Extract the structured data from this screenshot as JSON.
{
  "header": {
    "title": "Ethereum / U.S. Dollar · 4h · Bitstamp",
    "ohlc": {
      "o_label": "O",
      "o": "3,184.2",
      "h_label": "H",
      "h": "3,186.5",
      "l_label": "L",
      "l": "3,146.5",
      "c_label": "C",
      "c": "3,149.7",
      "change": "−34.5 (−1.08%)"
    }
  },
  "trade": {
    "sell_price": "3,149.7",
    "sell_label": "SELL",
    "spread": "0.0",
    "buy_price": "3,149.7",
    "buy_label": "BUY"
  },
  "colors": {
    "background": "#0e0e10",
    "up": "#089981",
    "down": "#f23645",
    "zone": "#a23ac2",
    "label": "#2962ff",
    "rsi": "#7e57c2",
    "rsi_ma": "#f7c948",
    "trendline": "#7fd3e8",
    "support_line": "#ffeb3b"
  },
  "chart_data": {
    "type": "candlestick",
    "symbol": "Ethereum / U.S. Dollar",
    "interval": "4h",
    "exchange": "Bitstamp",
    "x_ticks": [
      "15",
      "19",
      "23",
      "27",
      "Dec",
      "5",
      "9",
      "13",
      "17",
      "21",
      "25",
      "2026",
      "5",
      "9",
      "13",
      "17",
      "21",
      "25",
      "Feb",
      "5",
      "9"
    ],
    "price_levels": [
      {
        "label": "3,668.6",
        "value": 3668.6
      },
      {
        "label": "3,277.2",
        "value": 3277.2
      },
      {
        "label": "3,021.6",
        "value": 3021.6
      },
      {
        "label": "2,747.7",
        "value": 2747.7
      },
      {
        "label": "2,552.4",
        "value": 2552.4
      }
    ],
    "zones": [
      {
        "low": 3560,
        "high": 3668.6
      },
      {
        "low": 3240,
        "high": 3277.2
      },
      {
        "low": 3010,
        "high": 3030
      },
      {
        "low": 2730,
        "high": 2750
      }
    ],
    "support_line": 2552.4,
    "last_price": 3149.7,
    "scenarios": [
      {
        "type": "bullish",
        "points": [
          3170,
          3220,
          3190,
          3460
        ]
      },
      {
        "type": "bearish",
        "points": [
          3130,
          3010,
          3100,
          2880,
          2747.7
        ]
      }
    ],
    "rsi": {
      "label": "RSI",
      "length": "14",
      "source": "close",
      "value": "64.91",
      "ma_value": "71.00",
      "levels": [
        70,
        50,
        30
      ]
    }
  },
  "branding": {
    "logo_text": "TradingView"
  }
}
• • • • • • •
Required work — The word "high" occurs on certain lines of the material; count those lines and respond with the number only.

Answer below — 4